Large pieces of debris, likened to meteorites by preservationists, are actually several floors of the towers compressed together as the buildings collapsed. Furniture, twisted metal, pipes, cords and even papers with legible type are visible. The pieces are kept in a humidity-controlled tent in Hangar 17 of Kennedy International Airport. (August 2006)

A poster of the New York cityscape recovered
(Credit: Lane Johnson)

A poster of the New York cityscape recovered from the World Trade Center site is kept at Hangar 17 of Kennedy International Airport. (August 2006)

Large pieces of debris, likened to meteorites by
(Credit: Lane Johnson)

Large pieces of debris, likened to meteorites by preservationists, are actually several floors of the towers that were compressed together as the buildings collapsed. Furniture, twisted metal, pipes, cords and even papers with legible type are visible. The pieces are kept in a humidity-controlled tent in Hangar 17 of Kennedy International Airport. (August 2006)

Large pieces of debris, likened to meteorites by
(Credit: Lane Johnson)

Large pieces of debris, likened to meteorites by preservationists, are actually several floors of the towers that were compressed together as the buildings collapsed. Furniture, twisted metal, pipes, cords and even papers with legible type are visible. The pieces are kept in a humidity-controlled tent in Hangar 17 of Kennedy International Airport. (August 2006)

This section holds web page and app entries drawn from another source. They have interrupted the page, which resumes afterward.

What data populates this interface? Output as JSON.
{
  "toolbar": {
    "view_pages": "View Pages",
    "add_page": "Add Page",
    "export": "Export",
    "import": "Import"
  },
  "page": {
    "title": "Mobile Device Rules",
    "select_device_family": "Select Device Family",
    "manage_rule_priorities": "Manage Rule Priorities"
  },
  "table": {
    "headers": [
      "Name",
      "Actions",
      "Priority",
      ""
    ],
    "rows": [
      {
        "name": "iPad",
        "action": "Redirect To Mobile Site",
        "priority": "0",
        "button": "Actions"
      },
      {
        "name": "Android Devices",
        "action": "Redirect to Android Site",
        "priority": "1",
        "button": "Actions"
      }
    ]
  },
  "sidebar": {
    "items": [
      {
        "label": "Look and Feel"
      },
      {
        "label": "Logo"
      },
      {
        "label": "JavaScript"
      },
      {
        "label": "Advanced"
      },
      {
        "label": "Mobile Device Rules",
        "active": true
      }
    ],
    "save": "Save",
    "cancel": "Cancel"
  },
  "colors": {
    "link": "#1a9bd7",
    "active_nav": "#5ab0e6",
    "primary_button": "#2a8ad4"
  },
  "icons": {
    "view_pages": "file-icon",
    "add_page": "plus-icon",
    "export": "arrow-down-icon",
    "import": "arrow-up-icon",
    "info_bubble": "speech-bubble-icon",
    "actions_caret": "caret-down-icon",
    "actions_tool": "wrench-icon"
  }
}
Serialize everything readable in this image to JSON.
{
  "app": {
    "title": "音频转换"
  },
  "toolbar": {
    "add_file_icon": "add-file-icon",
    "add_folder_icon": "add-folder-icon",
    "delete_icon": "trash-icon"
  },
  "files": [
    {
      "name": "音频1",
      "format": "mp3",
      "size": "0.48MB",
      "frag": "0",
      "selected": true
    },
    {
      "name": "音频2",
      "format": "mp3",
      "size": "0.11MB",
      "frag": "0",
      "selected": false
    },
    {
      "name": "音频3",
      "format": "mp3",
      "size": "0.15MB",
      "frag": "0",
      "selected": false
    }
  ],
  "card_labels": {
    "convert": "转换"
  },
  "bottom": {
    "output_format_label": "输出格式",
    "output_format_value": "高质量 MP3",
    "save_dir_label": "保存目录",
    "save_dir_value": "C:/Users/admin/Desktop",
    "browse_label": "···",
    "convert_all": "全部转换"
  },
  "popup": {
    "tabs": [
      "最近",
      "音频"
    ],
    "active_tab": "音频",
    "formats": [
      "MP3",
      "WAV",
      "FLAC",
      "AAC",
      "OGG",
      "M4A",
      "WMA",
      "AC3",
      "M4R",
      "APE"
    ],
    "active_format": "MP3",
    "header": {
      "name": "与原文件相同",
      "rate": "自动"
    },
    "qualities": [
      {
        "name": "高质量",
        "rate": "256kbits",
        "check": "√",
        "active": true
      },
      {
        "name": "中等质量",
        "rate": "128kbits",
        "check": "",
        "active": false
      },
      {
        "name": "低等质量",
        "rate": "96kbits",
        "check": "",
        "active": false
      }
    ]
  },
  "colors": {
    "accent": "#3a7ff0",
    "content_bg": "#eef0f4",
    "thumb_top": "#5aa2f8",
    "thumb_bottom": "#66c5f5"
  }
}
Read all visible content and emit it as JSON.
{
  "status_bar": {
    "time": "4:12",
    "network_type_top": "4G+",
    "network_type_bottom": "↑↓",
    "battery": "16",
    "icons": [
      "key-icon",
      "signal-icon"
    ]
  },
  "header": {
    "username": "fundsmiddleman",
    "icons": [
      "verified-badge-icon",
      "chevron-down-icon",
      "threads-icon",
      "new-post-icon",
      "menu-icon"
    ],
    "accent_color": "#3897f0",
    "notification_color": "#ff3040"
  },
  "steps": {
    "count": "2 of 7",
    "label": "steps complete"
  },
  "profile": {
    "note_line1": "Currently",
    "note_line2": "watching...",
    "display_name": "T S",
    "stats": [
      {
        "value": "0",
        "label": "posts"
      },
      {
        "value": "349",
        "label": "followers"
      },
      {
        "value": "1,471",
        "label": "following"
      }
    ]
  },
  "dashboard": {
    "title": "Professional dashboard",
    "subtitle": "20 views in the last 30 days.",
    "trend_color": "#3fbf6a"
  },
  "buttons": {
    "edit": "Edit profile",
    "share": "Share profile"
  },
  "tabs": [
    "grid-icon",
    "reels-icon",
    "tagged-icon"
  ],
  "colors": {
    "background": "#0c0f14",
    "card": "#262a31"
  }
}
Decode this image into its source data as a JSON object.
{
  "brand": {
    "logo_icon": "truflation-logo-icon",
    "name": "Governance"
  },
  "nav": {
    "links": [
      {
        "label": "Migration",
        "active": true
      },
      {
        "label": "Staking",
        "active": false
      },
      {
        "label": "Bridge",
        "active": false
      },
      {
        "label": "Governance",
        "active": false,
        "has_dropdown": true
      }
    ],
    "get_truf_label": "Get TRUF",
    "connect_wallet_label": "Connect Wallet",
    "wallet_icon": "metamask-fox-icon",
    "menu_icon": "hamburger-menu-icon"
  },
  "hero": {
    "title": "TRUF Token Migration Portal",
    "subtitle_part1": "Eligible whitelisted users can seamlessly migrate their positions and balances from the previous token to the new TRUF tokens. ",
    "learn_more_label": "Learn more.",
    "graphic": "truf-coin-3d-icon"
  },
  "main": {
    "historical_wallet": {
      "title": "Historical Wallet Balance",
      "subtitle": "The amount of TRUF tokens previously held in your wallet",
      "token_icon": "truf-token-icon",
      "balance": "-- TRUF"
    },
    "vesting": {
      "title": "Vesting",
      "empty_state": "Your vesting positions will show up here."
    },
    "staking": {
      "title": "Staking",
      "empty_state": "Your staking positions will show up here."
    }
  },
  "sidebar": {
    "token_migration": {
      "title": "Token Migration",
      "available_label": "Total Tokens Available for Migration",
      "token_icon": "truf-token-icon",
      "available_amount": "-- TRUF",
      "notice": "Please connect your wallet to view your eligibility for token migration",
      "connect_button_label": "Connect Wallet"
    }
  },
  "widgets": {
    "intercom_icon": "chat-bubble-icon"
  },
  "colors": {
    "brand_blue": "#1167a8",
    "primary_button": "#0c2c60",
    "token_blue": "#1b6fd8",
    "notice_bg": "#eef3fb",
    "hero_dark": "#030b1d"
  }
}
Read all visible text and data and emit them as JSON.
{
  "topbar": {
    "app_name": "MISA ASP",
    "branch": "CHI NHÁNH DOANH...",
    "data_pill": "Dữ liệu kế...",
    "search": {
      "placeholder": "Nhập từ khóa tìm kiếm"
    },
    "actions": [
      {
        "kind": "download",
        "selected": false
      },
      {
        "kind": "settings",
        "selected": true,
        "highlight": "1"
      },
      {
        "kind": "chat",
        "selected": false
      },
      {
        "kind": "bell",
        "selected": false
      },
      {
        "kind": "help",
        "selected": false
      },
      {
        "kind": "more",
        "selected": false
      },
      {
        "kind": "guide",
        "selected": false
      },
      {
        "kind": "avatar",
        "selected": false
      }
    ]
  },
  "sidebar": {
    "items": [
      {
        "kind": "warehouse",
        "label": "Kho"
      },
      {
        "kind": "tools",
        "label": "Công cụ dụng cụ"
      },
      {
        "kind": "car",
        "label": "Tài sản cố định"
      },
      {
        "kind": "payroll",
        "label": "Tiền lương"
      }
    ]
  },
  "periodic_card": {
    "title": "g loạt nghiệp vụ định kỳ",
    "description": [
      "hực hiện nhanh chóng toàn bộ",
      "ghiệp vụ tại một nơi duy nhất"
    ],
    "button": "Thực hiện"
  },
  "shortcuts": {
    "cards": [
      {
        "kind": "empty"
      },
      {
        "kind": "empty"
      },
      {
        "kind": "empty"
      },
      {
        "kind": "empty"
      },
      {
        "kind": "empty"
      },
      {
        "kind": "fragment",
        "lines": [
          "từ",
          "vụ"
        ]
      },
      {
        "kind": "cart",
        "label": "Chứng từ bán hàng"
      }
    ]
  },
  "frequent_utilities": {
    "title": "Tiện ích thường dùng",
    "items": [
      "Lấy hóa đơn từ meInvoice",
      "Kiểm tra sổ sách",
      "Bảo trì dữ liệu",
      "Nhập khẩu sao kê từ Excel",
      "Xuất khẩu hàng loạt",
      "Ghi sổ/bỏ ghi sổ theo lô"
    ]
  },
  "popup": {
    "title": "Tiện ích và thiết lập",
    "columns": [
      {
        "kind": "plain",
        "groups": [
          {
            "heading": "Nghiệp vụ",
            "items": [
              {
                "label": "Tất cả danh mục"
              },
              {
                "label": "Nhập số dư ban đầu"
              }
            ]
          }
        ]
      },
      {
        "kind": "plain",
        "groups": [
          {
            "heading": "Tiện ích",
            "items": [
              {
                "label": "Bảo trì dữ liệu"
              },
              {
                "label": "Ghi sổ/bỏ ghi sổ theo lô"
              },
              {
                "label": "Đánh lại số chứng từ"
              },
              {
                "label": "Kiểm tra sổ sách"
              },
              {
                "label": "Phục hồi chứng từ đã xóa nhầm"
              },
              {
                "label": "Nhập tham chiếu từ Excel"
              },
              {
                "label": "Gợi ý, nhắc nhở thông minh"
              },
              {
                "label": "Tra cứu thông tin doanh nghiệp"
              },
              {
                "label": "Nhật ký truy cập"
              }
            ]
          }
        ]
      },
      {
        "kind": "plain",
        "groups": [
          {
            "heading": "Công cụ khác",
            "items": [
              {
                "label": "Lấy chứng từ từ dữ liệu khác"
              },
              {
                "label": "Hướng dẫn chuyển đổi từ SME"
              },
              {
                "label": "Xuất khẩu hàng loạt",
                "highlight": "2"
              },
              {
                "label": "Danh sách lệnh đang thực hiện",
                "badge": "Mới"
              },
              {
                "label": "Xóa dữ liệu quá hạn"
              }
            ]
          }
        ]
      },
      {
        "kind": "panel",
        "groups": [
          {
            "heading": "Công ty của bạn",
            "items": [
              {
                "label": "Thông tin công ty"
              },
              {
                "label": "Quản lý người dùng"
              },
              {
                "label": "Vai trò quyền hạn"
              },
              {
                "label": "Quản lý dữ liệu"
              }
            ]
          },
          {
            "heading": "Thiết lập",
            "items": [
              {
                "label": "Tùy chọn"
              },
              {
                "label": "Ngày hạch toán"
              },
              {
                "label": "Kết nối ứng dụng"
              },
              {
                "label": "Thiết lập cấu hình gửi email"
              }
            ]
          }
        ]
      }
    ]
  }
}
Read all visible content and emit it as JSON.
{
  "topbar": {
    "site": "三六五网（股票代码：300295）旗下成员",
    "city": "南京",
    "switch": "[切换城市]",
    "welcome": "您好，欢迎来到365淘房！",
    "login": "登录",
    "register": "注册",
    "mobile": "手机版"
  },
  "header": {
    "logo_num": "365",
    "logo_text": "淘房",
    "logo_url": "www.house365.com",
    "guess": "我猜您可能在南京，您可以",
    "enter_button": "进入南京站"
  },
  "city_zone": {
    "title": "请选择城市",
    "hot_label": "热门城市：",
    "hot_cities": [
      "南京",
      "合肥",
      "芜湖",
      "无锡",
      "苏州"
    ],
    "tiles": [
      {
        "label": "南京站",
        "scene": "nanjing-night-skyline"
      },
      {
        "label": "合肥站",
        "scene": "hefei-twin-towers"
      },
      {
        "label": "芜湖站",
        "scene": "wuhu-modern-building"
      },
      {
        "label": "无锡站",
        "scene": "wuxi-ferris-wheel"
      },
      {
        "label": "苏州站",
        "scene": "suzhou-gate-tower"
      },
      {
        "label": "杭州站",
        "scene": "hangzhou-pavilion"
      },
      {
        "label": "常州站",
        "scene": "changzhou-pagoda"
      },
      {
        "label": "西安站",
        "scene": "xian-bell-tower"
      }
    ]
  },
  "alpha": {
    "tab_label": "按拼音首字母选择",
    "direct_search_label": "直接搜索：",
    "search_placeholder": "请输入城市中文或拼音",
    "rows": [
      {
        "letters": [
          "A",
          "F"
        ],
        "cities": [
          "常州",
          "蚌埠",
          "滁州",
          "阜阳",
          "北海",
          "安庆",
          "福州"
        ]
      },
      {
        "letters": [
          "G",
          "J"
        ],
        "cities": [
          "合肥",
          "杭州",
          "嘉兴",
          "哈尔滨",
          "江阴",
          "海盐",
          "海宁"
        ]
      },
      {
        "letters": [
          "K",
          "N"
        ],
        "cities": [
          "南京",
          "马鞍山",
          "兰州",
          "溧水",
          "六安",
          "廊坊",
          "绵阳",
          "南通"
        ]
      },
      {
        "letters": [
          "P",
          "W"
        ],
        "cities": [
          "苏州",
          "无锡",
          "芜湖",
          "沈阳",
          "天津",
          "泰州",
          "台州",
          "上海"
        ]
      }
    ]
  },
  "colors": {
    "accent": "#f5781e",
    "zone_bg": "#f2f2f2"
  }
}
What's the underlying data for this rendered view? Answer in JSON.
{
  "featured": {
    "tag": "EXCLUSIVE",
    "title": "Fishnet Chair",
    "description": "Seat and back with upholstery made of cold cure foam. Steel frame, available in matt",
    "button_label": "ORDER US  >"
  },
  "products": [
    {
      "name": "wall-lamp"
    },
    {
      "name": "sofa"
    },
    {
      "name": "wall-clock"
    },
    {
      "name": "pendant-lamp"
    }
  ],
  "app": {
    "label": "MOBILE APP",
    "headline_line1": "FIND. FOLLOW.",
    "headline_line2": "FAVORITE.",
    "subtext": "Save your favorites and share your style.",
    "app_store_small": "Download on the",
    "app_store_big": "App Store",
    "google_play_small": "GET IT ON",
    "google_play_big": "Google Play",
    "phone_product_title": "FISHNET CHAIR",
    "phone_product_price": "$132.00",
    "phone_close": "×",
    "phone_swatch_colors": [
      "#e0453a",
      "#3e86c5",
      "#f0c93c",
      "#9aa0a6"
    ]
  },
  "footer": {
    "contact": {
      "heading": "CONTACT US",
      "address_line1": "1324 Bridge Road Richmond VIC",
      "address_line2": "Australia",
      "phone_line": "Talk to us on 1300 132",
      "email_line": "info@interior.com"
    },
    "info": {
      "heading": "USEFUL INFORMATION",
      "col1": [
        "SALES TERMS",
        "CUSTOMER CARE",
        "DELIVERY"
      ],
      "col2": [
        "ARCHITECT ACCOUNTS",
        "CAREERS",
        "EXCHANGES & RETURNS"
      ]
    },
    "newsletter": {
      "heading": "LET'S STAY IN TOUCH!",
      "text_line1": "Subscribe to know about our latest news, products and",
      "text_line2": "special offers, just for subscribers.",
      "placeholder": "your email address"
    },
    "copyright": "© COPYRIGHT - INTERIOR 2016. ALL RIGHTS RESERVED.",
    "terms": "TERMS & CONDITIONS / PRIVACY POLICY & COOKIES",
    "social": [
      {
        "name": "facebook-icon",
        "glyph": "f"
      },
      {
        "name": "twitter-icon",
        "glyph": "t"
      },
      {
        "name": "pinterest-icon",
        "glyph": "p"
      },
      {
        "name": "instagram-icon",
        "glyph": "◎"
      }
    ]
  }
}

Large pieces of debris, likened to meteorites by
(Credit: Lane Johnson)

Large pieces of debris, likened to meteorites by preservationists, are actually several floors of the towers compressed together as the buildings collapsed. Furniture, twisted metal, pipes, cords and even papers with legible type are visible. The pieces are kept in a humidity-controlled tent in Hangar 17 of Kennedy International Airport. (August 2006)

Large pieces of debris, likened to meteorites by
(Credit: Lane Johnson)

Large pieces of debris, likened to meteorites by preservationists, are actually several floors of the towers compressed together as the buildings collapsed. Furniture, twisted metal, pipes, cords and even papers with legible type are visible. The pieces are kept in a humidity-controlled tent in Hangar 17 of Kennedy International Airport. (August 2006)